- A large 20×30 Every Child Matters flag unveiling, followed by a flag raising ceremony and an Orange Shirt art installation created by students at Cardinal Carter Academy featured at our Catholic Education Centre (TCDSB head office).
- A National Day for Truth and Reconciliation Virtual Presentation will be made available to all TCDSB students and staff, and led by a First Nation NBA Entertainer named Quincy Mac. Quincy is part of an Indigenous organization and this presentation will see students from across Ontario hear from Orange Shirt Day founder Phyllis Webstad, as well as other members of the Métis, Inuit and First Nations communities. Quincy will also be sharing valuable resources for staff ahead of this presentation.
- A social media campaign, where each school will be making their own school-specific “Call to Action”, akin to the TRC’s Calls to Action.
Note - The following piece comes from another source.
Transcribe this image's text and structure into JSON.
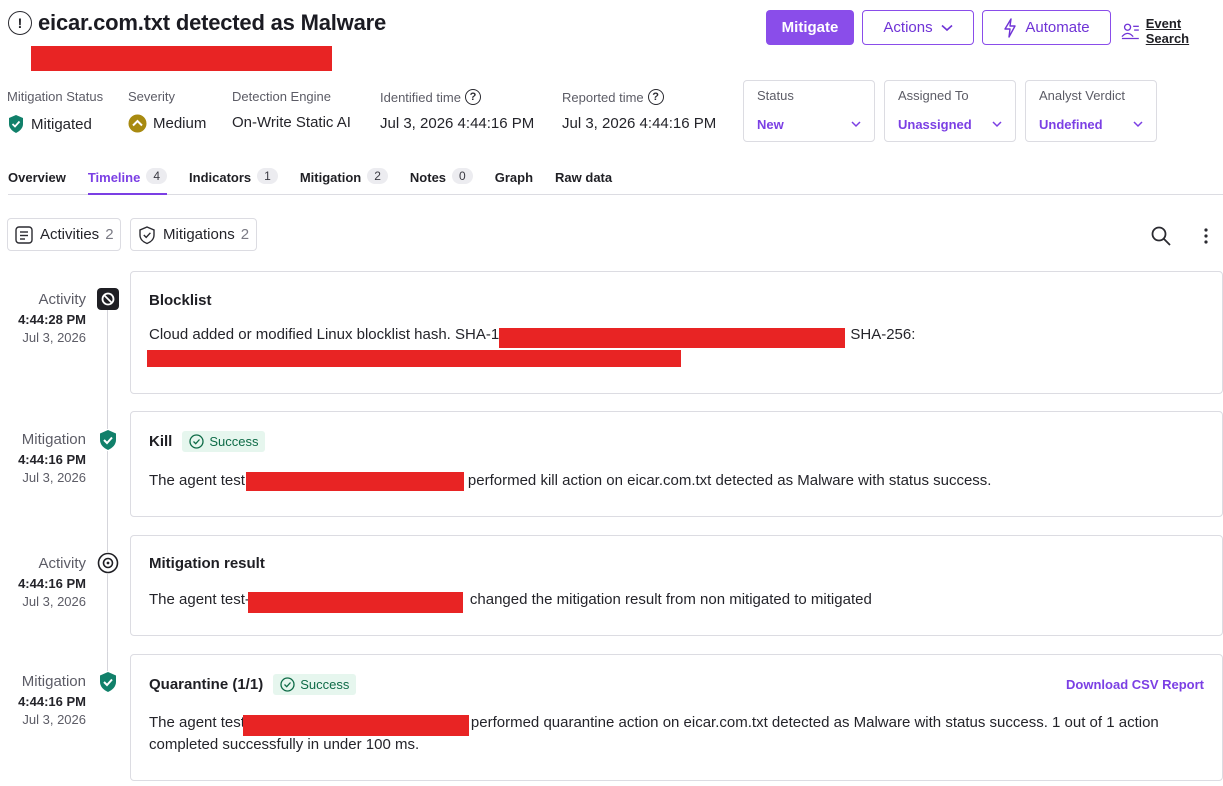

We will be featuring each school’s Call on our website, TCDSB.org.
The Toronto CDSB has also created a resource package to support teaching and learning about residential schools. The TCDSB encourages schools to engage in learning as appropriate to the age and readiness of students. It is hoped “that this learning will also support the themes of anti-racism, anti-bullying, and most importantly foster a sense of belonging and inclusion rooted in the belief that we are created in the image and likeness of a loving God.”
Windsor-Essex Catholic District School Board
The National Day for Truth and Reconciliation is an important way to honour both the lost children and survivors of residential schools, but also a reminder of the need to move our country toward healing throughout the entire year, according to the Windsor-Essex CDSB Director of Education Emelda Byrne.
“As part of our commitment to healing, we will solemnly recognize this day as a school board community,” Byrne said, “however, we also recognize the need for ongoing learning and sharing of the truth by educating our students about reconciliation in age appropriate ways. And healing relationships between Indigenous and non-Indigenous Canadians is really a central part of our vision of building communities of faith, hope and service.”
View the video “Honouring Diversity: Truth and Reconciliation” – https://youtu.be/6MgTTW3W8u4
The new logo for WECDSB’s Indigenous Education program is Miishiikaii (meh-she-kah) or turtle. The turtle was chosen as our symbol, as many Indigenous nations and cultures have a special relationship with the turtle. North America is also termed “Miishiikaii Miiniss” or Turtle Island. This image and important accompanying teachings demonstrate our strong connection to our natural world and the underlying concept that “we are all related” -all things are connected.